Attention New Investors: Invest That Cashhttp://www.fool.com/investing/general/2012/06/12/attention-new-investors-invest-that-cash.aspx Dan Newman
June 12, 2012
You win the lottery; your great-uncle bequeathed you his fortune made during Prohibition; or, more likely, you worked slavishly while saving pennies to amass a pile of cash. No matter the way in which the cash appeared in your account, inflation is slowly eating away at its value unless you do something about it.
For example, if you have $1,000,000 in cash sitting in your account, even at today's inflation rate of 2.3%, it will lose 20% of its purchasing power over 10 years, and after 30 years, it will only be able to buy half as much as it can today. And with today's low interest rates, it's unlikely the cash sitting in your bank is earning very much. To beat inflation, invest that cash.
How should you invest it? Here are plans for two different hypothetical investors: one for an investor not interested in researching and following companies, and one for an investor who finds such research fascinating.
For the investor with other passions
If you fit this description, you can use a portfolio of low-cost funds that track major indexes. Make sure to rebalance it every so often, and it is likely that you will outperform a majority of actively managed mutual funds. How is that possible? Well, about 84% of those mutual funds underperformed their benchmark indexes last year.
Many such example portfolios with specific fund selections are available through the Motley Fool's Rule Your Retirement community. Here's a general example of such a portfolio that's aimed at those who are getting closer to retirement:
Source: Rule Your Retirement.
While this takes away the anxiety from investing in specific companies, you might still worry about investing at a market top.
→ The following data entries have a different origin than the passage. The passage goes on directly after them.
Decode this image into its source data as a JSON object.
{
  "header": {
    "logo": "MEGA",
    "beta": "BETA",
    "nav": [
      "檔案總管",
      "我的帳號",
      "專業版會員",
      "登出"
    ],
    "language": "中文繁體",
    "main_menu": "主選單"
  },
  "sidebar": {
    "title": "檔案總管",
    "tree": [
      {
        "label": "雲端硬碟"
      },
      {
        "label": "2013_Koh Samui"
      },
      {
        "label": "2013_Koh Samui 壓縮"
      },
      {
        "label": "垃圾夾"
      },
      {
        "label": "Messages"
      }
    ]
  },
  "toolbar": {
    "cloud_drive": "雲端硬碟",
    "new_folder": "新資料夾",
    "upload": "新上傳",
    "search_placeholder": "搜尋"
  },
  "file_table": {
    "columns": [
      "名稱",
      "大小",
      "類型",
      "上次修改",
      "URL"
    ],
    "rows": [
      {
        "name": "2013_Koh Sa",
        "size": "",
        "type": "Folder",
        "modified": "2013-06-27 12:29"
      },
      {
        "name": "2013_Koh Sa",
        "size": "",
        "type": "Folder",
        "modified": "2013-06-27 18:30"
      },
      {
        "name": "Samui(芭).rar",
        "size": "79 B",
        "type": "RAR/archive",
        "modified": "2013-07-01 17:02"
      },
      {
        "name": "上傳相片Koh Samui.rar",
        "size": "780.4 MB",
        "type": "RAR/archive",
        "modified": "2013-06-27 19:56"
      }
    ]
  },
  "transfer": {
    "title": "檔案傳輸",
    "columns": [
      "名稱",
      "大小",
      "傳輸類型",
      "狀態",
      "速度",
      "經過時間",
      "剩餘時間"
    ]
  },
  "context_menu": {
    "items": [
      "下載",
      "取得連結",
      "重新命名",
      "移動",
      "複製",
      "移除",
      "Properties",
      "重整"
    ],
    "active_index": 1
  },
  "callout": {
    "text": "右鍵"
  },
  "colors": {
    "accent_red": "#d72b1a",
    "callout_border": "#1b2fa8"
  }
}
To solve this, take smaller chunks of your cash and invest them over a longer time period (called dollar-cost averaging).
For the investor with passion